parker palmer on the death of RBG

Last night I heard the sad news: Ruth Bader Ginsburg—aka The Notorious R.B.G.—had died.

The first movement of my heart was shock and grief at the loss of a truly great human being. She fought the good fight for basic human rights for all, and was loved by people ranging from Antonin Scalia to Black rap artists. But my grief was quickly replaced by political calculations that drowned out my instinctive human response.

Then a voice rose up saying, “No! Stop. Return to the first movement of your heart and feel the deep humanity of this moment. There will be time for politics, but the seeds of salvation are found in allowing yourself to be purely human at a time when that’s what matters most. Allow your heart to break, and it will break open, not apart. If you don’t, you’ll become part of the problem.”

Now, twelve hours later, I’m grateful for that voice. The collapse of respect—even respect for death—is one of the underlying illnesses of American culture. Yes, the nearly 200,000 American deaths from COVID-19 have political implications. But first and foremost, each of them is a human loss, deeply and forever felt by family members and friends. That truth must come first, before we turn to the politics, or we will have lost all that truly matters, all chance of crafting a politics worthy of the human spirit.

the possibility of change

The moment when mortality, ephemerality, uncertainty, suffering, or the possibility of change arrives can split a life in two. Facts and ideas we might have heard a thousand times assume a vivid, urgent, felt reality. We knew them then, but they matter now. They are like guests that suddenly speak up and make demands upon us; sometimes they appear as guides, sometimes they just wreck what came before or shove us out the door. We answer them, when we answer, with how we lead our lives. Sometimes what begins as bad news prompts the true path of a life, a disruptive visitor that might be thanked only later. Most of us don’t change until we have to, and crisis is often what obliges us to do so. Crises are often resolved only through a new identity and new purpose, whether it’s that of a nation or a single human being.

  • Rebecca Solnit, The Faraway Nearby (2013)

the freedom of god

[excerpts from the final chapter of a book exploring how we respond to the fear of death]

….”God” and the religious institutions can become as enslaved to the fear of death as everything else in the culture….

So how are we to be set free from this idolatry? How are we to proclaim and experience the freedom of God? In the Old Testament, the battle with idolatry was fought by the prophets. And at its heart, the prophetic impulse is to proclaim the emancipation of God, the freedom of God, the liberty of God. The ambition of the prophet is to end the slavery of God….
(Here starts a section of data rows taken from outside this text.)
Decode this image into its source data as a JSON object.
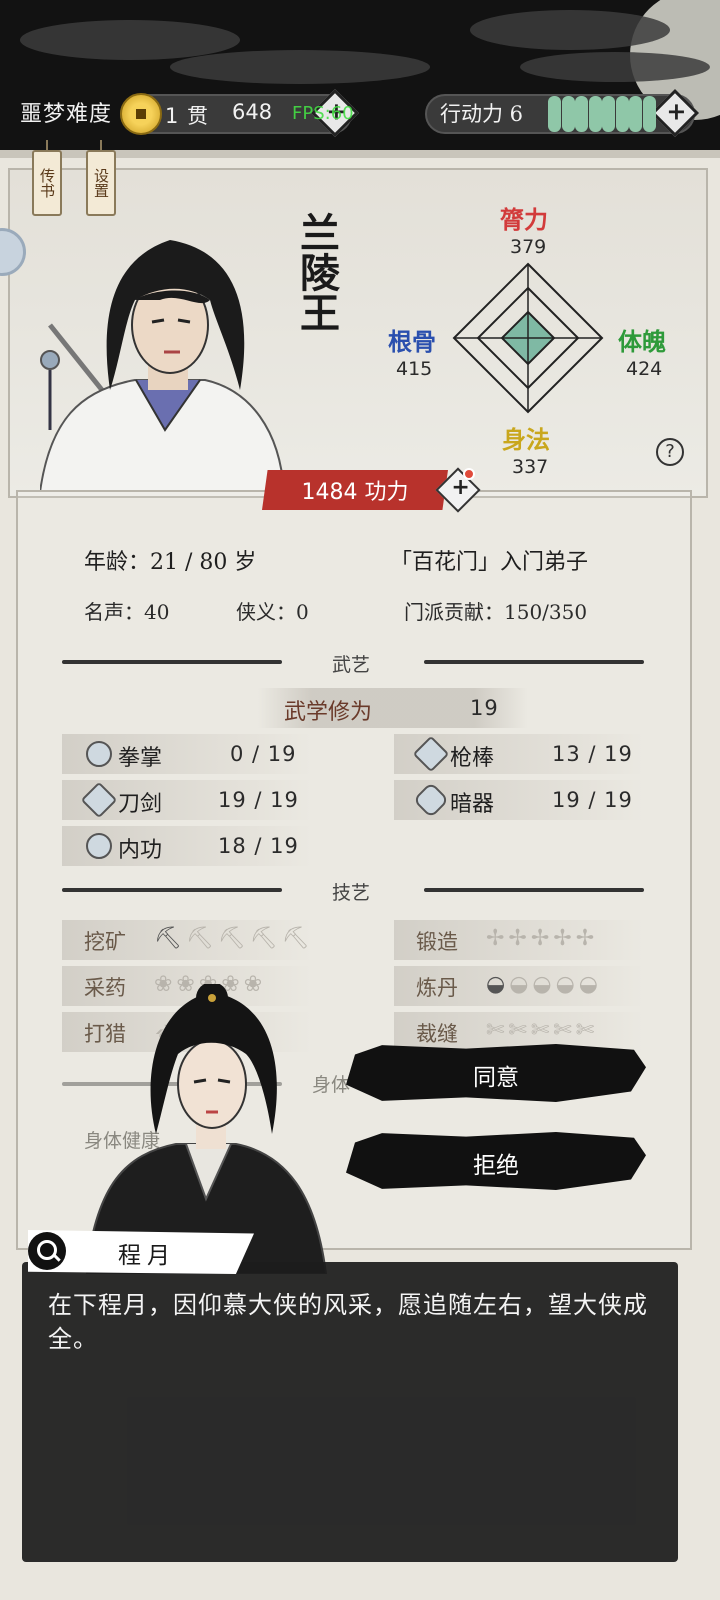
{
  "topbar": {
    "difficulty": "噩梦难度",
    "coins_count": "1 贯",
    "coins_sub": "648",
    "fps_overlay": "FPS:60",
    "action_label": "行动力 6",
    "stamina_filled": 8
  },
  "tassels": {
    "book": "传书",
    "settings": "设置"
  },
  "character": {
    "name": "兰陵王",
    "power": "1484 功力",
    "attributes": {
      "strength": {
        "label": "膂力",
        "value": "379",
        "color": "#d23b3b"
      },
      "constitution": {
        "label": "根骨",
        "value": "415",
        "color": "#2a4fae"
      },
      "physique": {
        "label": "体魄",
        "value": "424",
        "color": "#2e9a3a"
      },
      "agility": {
        "label": "身法",
        "value": "337",
        "color": "#c9a71d"
      }
    }
  },
  "info": {
    "age": "年龄：21 / 80 岁",
    "sect": "「百花门」入门弟子",
    "fame": "名声：40",
    "chivalry": "侠义：0",
    "contribution": "门派贡献：150/350"
  },
  "martial": {
    "section_title": "武艺",
    "cultivation_label": "武学修为",
    "cultivation_value": "19",
    "skills": [
      {
        "label": "拳掌",
        "value": "0 / 19"
      },
      {
        "label": "枪棒",
        "value": "13 / 19"
      },
      {
        "label": "刀剑",
        "value": "19 / 19"
      },
      {
        "label": "暗器",
        "value": "19 / 19"
      },
      {
        "label": "内功",
        "value": "18 / 19"
      }
    ]
  },
  "crafts": {
    "section_title": "技艺",
    "items": [
      {
        "label": "挖矿",
        "level": 1
      },
      {
        "label": "锻造",
        "level": 0
      },
      {
        "label": "采药",
        "level": 0
      },
      {
        "label": "炼丹",
        "level": 1
      },
      {
        "label": "打猎",
        "level": 0
      },
      {
        "label": "裁缝",
        "level": 0
      }
    ]
  },
  "health": {
    "label": "身体健康",
    "partial": "身体"
  },
  "choices": {
    "accept": "同意",
    "reject": "拒绝"
  },
  "dialog": {
    "speaker": "程月",
    "text": "在下程月，因仰慕大侠的风采，愿追随左右，望大侠成全。"
  }
}
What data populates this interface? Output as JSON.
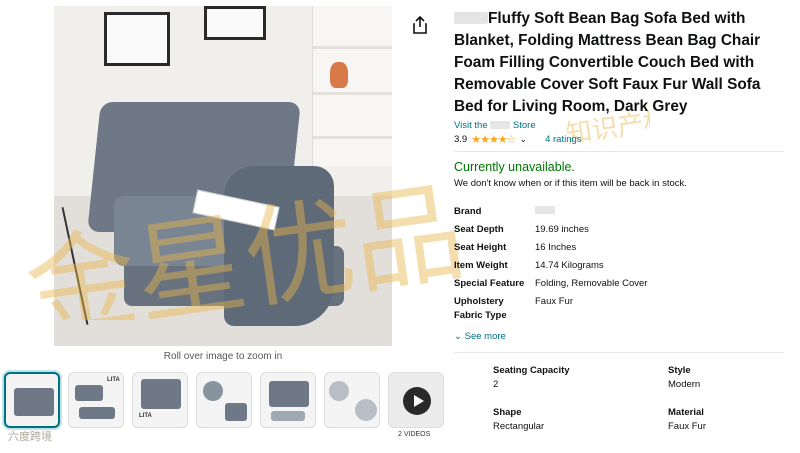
{
  "product": {
    "title": "Fluffy Soft Bean Bag Sofa Bed with Blanket, Folding Mattress Bean Bag Chair Foam Filling Convertible Couch Bed with Removable Cover Soft Faux Fur Wall Sofa Bed for Living Room, Dark Grey",
    "store_prefix": "Visit the",
    "store_suffix": "Store",
    "rating_value": "3.9",
    "ratings_count": "4 ratings",
    "availability": "Currently unavailable.",
    "restock_note": "We don't know when or if this item will be back in stock."
  },
  "specs": [
    {
      "key": "Brand",
      "value": ""
    },
    {
      "key": "Seat Depth",
      "value": "19.69 inches"
    },
    {
      "key": "Seat Height",
      "value": "16 Inches"
    },
    {
      "key": "Item Weight",
      "value": "14.74 Kilograms"
    },
    {
      "key": "Special Feature",
      "value": "Folding, Removable Cover"
    },
    {
      "key": "Upholstery Fabric Type",
      "value": "Faux Fur"
    }
  ],
  "see_more": "See more",
  "details": [
    {
      "key": "Seating Capacity",
      "value": "2"
    },
    {
      "key": "Style",
      "value": "Modern"
    },
    {
      "key": "Shape",
      "value": "Rectangular"
    },
    {
      "key": "Material",
      "value": "Faux Fur"
    }
  ],
  "gallery": {
    "zoom_hint": "Roll over image to zoom in",
    "thumbnail_labels": [
      "LITA",
      "LITA"
    ],
    "video_label": "2 VIDEOS"
  },
  "watermark_text": "金星优品 知识产权",
  "logo_text": "六度跨境",
  "colors": {
    "link": "#007185",
    "available_green": "#007600",
    "star": "#ffa41c",
    "selected_border": "#007185"
  }
}
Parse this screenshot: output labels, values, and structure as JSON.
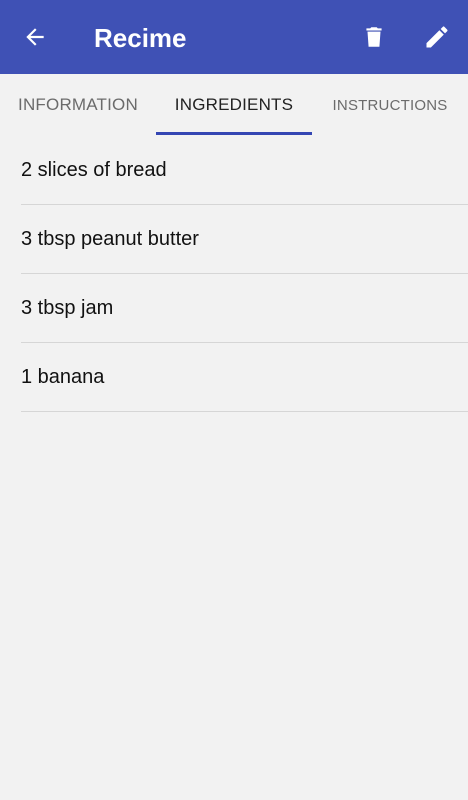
{
  "app": {
    "title": "Recime"
  },
  "toolbar": {
    "back_icon": "arrow-left-icon",
    "delete_icon": "trash-icon",
    "edit_icon": "pencil-icon",
    "background_color": "#3f51b5"
  },
  "tabs": [
    {
      "label": "INFORMATION",
      "selected": false
    },
    {
      "label": "INGREDIENTS",
      "selected": true
    },
    {
      "label": "INSTRUCTIONS",
      "selected": false
    }
  ],
  "ingredients": [
    {
      "text": "2 slices of bread"
    },
    {
      "text": "3 tbsp peanut butter"
    },
    {
      "text": "3 tbsp jam"
    },
    {
      "text": "1 banana"
    }
  ]
}
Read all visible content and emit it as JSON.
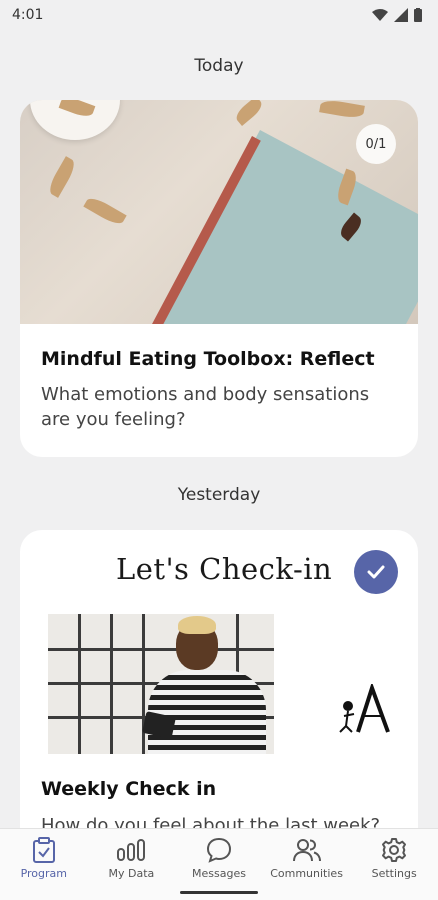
{
  "status_bar": {
    "time": "4:01"
  },
  "sections": {
    "today": "Today",
    "yesterday": "Yesterday"
  },
  "card_reflect": {
    "progress": "0/1",
    "title": "Mindful Eating Toolbox: Reflect",
    "subtitle": "What emotions and body sensations are you feeling?"
  },
  "card_checkin": {
    "banner_title": "Let's Check-in",
    "title": "Weekly Check in",
    "subtitle": "How do you feel about the last week?",
    "completed": true
  },
  "nav": {
    "items": [
      {
        "label": "Program",
        "icon": "clipboard-check-icon",
        "active": true
      },
      {
        "label": "My Data",
        "icon": "bar-chart-icon",
        "active": false
      },
      {
        "label": "Messages",
        "icon": "chat-bubble-icon",
        "active": false
      },
      {
        "label": "Communities",
        "icon": "people-icon",
        "active": false
      },
      {
        "label": "Settings",
        "icon": "gear-icon",
        "active": false
      }
    ]
  },
  "colors": {
    "accent": "#5765a8",
    "background": "#f0f0f1"
  }
}
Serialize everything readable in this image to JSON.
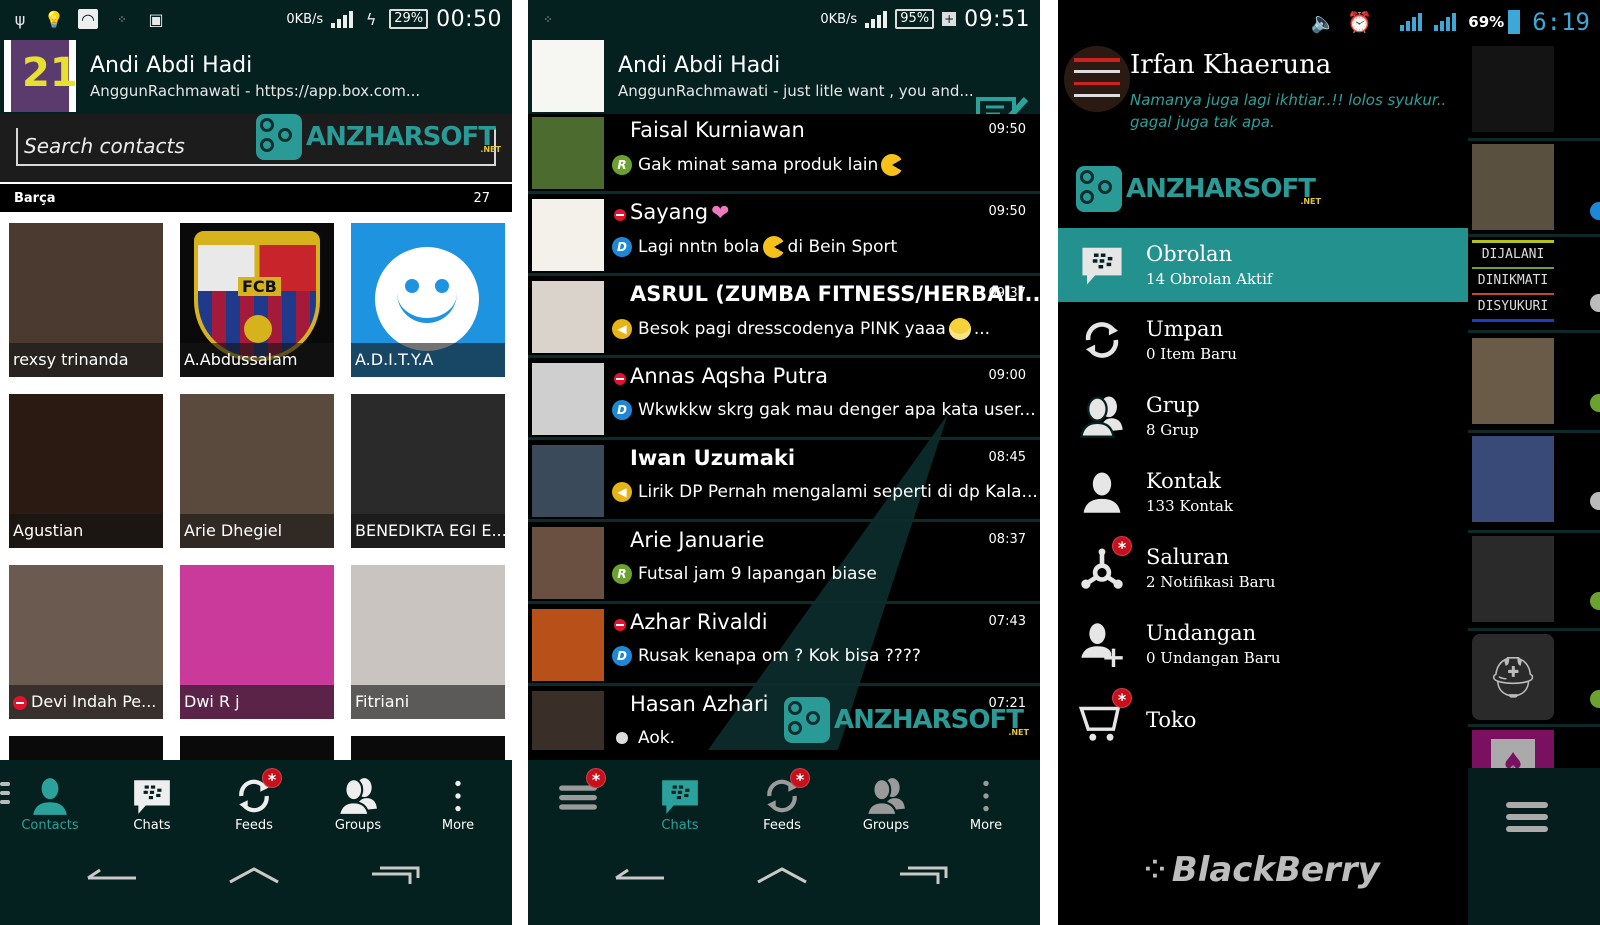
{
  "panel1": {
    "status": {
      "left_icons": [
        "usb-icon",
        "bulb-icon",
        "wifi-icon",
        "blackberry-icon",
        "android-icon"
      ],
      "speed": "0KB/s",
      "network": "H",
      "battery": "29%",
      "charging": true,
      "clock": "00:50"
    },
    "profile": {
      "name": "Andi Abdi Hadi",
      "status": "AnggunRachmawati - https://app.box.com..."
    },
    "search": {
      "placeholder": "Search contacts"
    },
    "group": {
      "name": "Barça",
      "count": "27"
    },
    "contacts": [
      {
        "name": "rexsy trinanda",
        "color": "#4a3a30",
        "dnd": false
      },
      {
        "name": "A.Abdussalam",
        "color": "#0a0a0a",
        "dnd": false
      },
      {
        "name": "A.D.I.T.Y.A",
        "color": "#1e94e0",
        "dnd": false
      },
      {
        "name": "Agustian",
        "color": "#2a1a12",
        "dnd": false
      },
      {
        "name": "Arie Dhegiel",
        "color": "#5a4a3e",
        "dnd": false
      },
      {
        "name": "BENEDIKTA EGI E...",
        "color": "#2a2a2a",
        "dnd": false
      },
      {
        "name": "Devi Indah Pe...",
        "color": "#6b5a50",
        "dnd": true
      },
      {
        "name": "Dwi R j",
        "color": "#c93a9a",
        "dnd": false
      },
      {
        "name": "Fitriani",
        "color": "#c9c4c0",
        "dnd": false
      }
    ],
    "tabs": [
      {
        "label": "Contacts",
        "icon": "contact-icon",
        "active": true,
        "badge": false
      },
      {
        "label": "Chats",
        "icon": "chat-icon",
        "active": false,
        "badge": false
      },
      {
        "label": "Feeds",
        "icon": "feeds-icon",
        "active": false,
        "badge": true
      },
      {
        "label": "Groups",
        "icon": "groups-icon",
        "active": false,
        "badge": false
      },
      {
        "label": "More",
        "icon": "more-icon",
        "active": false,
        "badge": false
      }
    ]
  },
  "panel2": {
    "status": {
      "speed": "0KB/s",
      "network": "H",
      "battery": "95%",
      "clock": "09:51"
    },
    "profile": {
      "name": "Andi Abdi Hadi",
      "status": "AnggunRachmawati - just litle want , you and..."
    },
    "chats": [
      {
        "name": "Faisal Kurniawan",
        "time": "09:50",
        "indicator": "R",
        "message": "Gak minat sama produk lain",
        "emoji": "pacman",
        "bold": false,
        "busy": false,
        "color": "#4c6b2e"
      },
      {
        "name": "Sayang",
        "name_emoji": "heart",
        "time": "09:50",
        "indicator": "D",
        "message": "Lagi nntn bola",
        "emoji": "pacman",
        "message_tail": "di Bein Sport",
        "bold": false,
        "busy": true,
        "color": "#f4f1ea"
      },
      {
        "name": "ASRUL (ZUMBA FITNESS/HERBALI...",
        "time": "09:37",
        "indicator": "B",
        "message": "Besok pagi dresscodenya PINK yaaa",
        "emoji": "grin",
        "message_tail": "...",
        "bold": true,
        "busy": false,
        "color": "#d9d3cc"
      },
      {
        "name": "Annas Aqsha Putra",
        "time": "09:00",
        "indicator": "D",
        "message": "Wkwkkw skrg gak mau denger apa kata user...",
        "bold": false,
        "busy": true,
        "color": "#cfcfcf"
      },
      {
        "name": "Iwan Uzumaki",
        "time": "08:45",
        "indicator": "B",
        "message": "Lirik DP Pernah mengalami seperti di dp Kala...",
        "bold": true,
        "busy": false,
        "color": "#3a4a5a"
      },
      {
        "name": "Arie Januarie",
        "time": "08:37",
        "indicator": "R",
        "message": "Futsal jam 9 lapangan biase",
        "bold": false,
        "busy": false,
        "color": "#6a5040"
      },
      {
        "name": "Azhar Rivaldi",
        "time": "07:43",
        "indicator": "D",
        "message": "Rusak kenapa om ? Kok bisa ????",
        "bold": false,
        "busy": true,
        "color": "#b8501a"
      },
      {
        "name": "Hasan Azhari",
        "time": "07:21",
        "indicator": "dot",
        "message": "Aok.",
        "bold": false,
        "busy": false,
        "color": "#3a2e28"
      }
    ],
    "tabs": [
      {
        "label": "",
        "icon": "menu-icon",
        "active": false,
        "badge": true
      },
      {
        "label": "Chats",
        "icon": "chat-icon",
        "active": true,
        "badge": false
      },
      {
        "label": "Feeds",
        "icon": "feeds-icon",
        "active": false,
        "badge": true
      },
      {
        "label": "Groups",
        "icon": "groups-icon",
        "active": false,
        "badge": false
      },
      {
        "label": "More",
        "icon": "more-icon",
        "active": false,
        "badge": false
      }
    ]
  },
  "panel3": {
    "status": {
      "battery": "69%",
      "network": "H",
      "clock": "6:19"
    },
    "profile": {
      "name": "Irfan Khaeruna",
      "status": "Namanya juga lagi ikhtiar..!! lolos syukur.. gagal juga tak apa."
    },
    "menu": [
      {
        "title": "Obrolan",
        "subtitle": "14 Obrolan Aktif",
        "icon": "chat-icon",
        "active": true,
        "badge": false
      },
      {
        "title": "Umpan",
        "subtitle": "0 Item Baru",
        "icon": "feeds-icon",
        "active": false,
        "badge": false
      },
      {
        "title": "Grup",
        "subtitle": "8 Grup",
        "icon": "groups-icon",
        "active": false,
        "badge": false
      },
      {
        "title": "Kontak",
        "subtitle": "133 Kontak",
        "icon": "contact-icon",
        "active": false,
        "badge": false
      },
      {
        "title": "Saluran",
        "subtitle": "2 Notifikasi Baru",
        "icon": "channels-icon",
        "active": false,
        "badge": true
      },
      {
        "title": "Undangan",
        "subtitle": "0 Undangan Baru",
        "icon": "invite-icon",
        "active": false,
        "badge": false
      },
      {
        "title": "Toko",
        "subtitle": "",
        "icon": "cart-icon",
        "active": false,
        "badge": true
      }
    ],
    "brand": "BlackBerry",
    "thumb_text": [
      "DIJALANI",
      "DINIKMATI",
      "DISYUKURI"
    ]
  },
  "watermark": {
    "text": "ANZHARSOFT",
    "suffix": ".NET",
    "tag": "NET"
  },
  "colors": {
    "accent": "#2aa19b",
    "header_bg": "#04201f",
    "badge": "#c8101c",
    "busy": "#e4122d"
  }
}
This capacity for prophetic imagination, that God is free to be against us, is the great weapon against idolatry. Whenever and wherever the people of God lose this capacity, God becomes enslaved. When the prophetic imagination is eclipsed – when God can no longer be imagined as being against us and for those we oppress, exclude, stigmatize, marginalize, ignore, or aggress against – God is no longer free but a slave….

And what might be the sign of this eclipse of the prophetic voice? What are the symptoms of this failure of the prophetic imagination? Simply put, the alignment of, equating of, and identification of our voice and interests with God’s own….

This is how we know that God has been emancipated and set free from our slavery to the fear of death: When we can hear the voice of God crying out against us in the voices we ignore, marginalize, victimize, exclude, ostracize, harm, and kill, we know that God has been set free. The radical, prophetic freedom of God is fully realized when we see the face of God in our victims and our enemies. In that moment our slavery to the fear of death is fully overcome. In that moment the sacrificial love of Christ becomes fully manifest.

In that moment the Kingdom comes, on earth as it is in heaven.

  • Richard Beck, The Slavery of Death (2014)

memory, death and life

[Our community has been touched by death twice in recent days – once at the loss of David Stewart, who contributed so much to memories at SSU, and even more recently at the loss of Debbie MacDonald’s daughter, Tammy, after a long and brave journey with cancer. These losses made me appreciate this passage from a novel by Wendell Berry:]

Back there at the beginning, as I see now, my life is almost entirely memory and very little time. Toward the end of my life at Squire’s Landing I began to understand that whenever death happened, it happened to me. That is knowledge that takes a long time to wear in. Finally it wears in. Finally I realized and fully accepted that one day I would belong entirely to memory, and it would not be my memory that I belonged to….

Some days, sitting here on my porch over the river, my memory seems to enclose me entirely; I wander back in my reckoning among all of my own that have lived and died until I no longer remember where I am. And then I lift my head and look about me at the river and the valley, the great, unearned beauty of this place, and I feel the memoryless joy of a man risen from the grave.

– Wendell Berry, from Jayber Crow